People who are queer — and outside of the cisgender, white, male paradigm — don’t enjoy the same digital presence. The most comparable dating app for queer women, Her, does not nearly enjoy the same cultural presence — or financial success — that Grindr does. Hinge, a dating app that gears itself more toward those seeking relationships, frequently touts its resources for LGBTQ+ users. However, Hinge is also a company founded by a heterosexual man and it sometimes feels as though queer people were an afterthought in the app’s design. Bumble, founded by a heterosexual woman, has sought advice from LGBTQ+ organizations such as GLAAD in order to expand its spectrum of gender identity options on the app.

In both of these cases, LGBTQ+ considerations seem to have been added as an afterthought to platforms made by straight people, for straight people. Grindr, by comparison, is made by gay men, for gay men, and has achieved resounding financial and cultural success.

So why the incongruity? There is a wide range of sexist and homophobic stereotypes plaguing queer women — the outdated phrase “lesbian bed death” illustrating a lack of sexual desire among lesbians, socioeconomic factors discouraging women from creating physical or digital spaces and, perhaps most infamously, the omnipresence of queer women as a figure for male arousal in pornography. In an interview with New York Magazine, Lea DeLaria, executive producer of the “Lesbian Bar Project,” coined this as “lesbian chic,” saying that “Lesbian chic was used by the media and the industry and especially Hollywood — very guilty of it — as a spank bank for straight men. Straight men have this lesbian fantasy thing where they think that they’re going to slide in between us.”

I can personally vouch for the effect this media trend has had in my life, from being incessantly questioned on the exact percentages of my attraction to different genders to being called a dyke by the same boy who kissed me months later — all to prove that any non-heterosexual leanings on my end were purely for show, and that, somehow, my true allegiance was to men all along.
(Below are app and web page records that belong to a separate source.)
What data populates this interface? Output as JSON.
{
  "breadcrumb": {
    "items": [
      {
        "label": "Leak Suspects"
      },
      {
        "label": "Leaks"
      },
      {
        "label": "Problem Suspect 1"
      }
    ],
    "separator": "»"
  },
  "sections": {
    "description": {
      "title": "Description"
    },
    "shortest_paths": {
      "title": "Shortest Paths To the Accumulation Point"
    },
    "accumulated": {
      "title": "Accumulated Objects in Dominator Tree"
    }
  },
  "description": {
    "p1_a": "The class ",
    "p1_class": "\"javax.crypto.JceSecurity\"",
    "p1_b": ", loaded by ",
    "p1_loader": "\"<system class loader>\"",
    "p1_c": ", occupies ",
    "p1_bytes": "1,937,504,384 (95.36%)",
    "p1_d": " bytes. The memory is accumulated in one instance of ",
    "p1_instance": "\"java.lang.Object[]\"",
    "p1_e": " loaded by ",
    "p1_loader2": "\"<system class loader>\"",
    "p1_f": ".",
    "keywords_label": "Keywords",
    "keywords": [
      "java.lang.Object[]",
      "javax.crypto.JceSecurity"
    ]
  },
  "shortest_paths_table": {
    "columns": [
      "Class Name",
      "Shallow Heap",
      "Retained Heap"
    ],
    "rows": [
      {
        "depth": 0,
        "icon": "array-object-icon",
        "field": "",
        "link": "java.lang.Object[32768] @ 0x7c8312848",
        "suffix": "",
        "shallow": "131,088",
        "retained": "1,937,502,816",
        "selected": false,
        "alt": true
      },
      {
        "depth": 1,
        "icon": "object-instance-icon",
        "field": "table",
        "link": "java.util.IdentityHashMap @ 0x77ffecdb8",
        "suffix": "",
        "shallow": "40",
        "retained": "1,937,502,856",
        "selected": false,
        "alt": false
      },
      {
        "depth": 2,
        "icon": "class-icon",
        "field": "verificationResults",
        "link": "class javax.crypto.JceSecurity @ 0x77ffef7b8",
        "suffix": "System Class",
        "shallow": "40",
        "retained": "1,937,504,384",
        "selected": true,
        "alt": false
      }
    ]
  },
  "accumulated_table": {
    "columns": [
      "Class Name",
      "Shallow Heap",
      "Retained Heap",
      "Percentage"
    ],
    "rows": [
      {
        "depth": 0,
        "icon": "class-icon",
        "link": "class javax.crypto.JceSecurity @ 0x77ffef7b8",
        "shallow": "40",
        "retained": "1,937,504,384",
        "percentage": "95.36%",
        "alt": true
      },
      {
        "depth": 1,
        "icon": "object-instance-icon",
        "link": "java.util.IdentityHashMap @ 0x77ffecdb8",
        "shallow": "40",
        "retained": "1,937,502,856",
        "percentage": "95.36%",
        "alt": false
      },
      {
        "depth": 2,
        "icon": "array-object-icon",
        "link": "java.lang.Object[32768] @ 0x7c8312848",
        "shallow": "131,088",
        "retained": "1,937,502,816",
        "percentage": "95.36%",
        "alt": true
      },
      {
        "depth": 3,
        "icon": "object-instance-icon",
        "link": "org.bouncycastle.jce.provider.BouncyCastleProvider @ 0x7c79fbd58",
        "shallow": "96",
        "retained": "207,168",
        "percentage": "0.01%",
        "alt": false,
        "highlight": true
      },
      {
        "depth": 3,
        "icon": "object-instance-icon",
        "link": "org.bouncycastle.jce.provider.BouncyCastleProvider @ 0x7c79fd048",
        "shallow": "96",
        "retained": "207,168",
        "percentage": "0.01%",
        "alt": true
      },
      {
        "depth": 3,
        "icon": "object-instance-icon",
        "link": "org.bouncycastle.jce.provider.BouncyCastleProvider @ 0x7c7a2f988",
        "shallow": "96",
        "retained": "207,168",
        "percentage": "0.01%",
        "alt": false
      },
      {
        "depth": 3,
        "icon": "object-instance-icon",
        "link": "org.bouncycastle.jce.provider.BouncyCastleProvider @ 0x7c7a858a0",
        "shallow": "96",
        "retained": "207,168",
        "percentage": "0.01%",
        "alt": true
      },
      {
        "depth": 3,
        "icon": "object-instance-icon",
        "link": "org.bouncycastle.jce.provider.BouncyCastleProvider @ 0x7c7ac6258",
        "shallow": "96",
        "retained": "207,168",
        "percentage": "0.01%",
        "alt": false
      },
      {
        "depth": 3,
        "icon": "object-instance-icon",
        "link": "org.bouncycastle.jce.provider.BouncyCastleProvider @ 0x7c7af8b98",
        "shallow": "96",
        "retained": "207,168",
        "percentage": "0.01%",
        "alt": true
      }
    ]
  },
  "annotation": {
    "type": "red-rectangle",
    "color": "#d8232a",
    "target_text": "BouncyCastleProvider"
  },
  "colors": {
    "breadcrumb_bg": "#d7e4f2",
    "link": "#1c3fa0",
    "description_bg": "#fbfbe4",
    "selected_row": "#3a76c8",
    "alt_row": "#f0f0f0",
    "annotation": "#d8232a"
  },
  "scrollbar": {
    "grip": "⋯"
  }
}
Statistics show that more women than men identify as queer in the United States, a statistic that doesn’t even include the vast population of non-binary folks. When it comes to physical spaces in New York, there are 33 gay male bars in Soho, Chelsea and Greenwich Village alone, whereas there are only three lesbian bars in the whole state. When it comes to digital spaces, the discrepancy is equally jarring.

A notable, albeit somewhat fringe, exception to this is the app Lex — created by queer people, for queer people. The app doesn’t allow cisgender men, and takes direct inspiration from lesbian trailblazers of decades past. Modeled after personal ads in lesbian magazines in the pre-internet age, Lex embraces a text-based approach. Furthermore, although open about its roots in the lesbian community, the app is structured to welcome all walks of queer life without asking its users to label themselves rigidly like traditional apps often do. Lex raised $1.5 million in funding prior to its launch, and the app shows no signs of slowing down.

In New York City specifically, the emergence of queer party collectives such as Papi Juice, Intima and Hot Rabbit — which rove from space to space and champion transgender people, people of color and queer individuals who feel underrepresented elsewhere — has been a beacon of hope in the LGBTQ+ community. Since these collectives aren’t attached to a physical space, or therefore forced to pay steep rent prices, they are able to create an atmosphere of inclusivity that can be taken with them anywhere they choose to go. It’s in the spirit of being queer to constantly innovate — to create your own space.

Both digital spaces like Lex and physical spaces opened by these collectives are offering tangible, positive tastes of what the full spectrum of queerness looks like when properly celebrated. Is Lex as synonymous with LGBTQ+ digital culture as Grindr just yet? No. Are Papi Juice or Hot Rabbit as widely known as Stonewall or the Q? Not quite. But creating these spaces is a start. Now we wait for everyone else to catch on.

Contact Colleen Secaur at [email protected].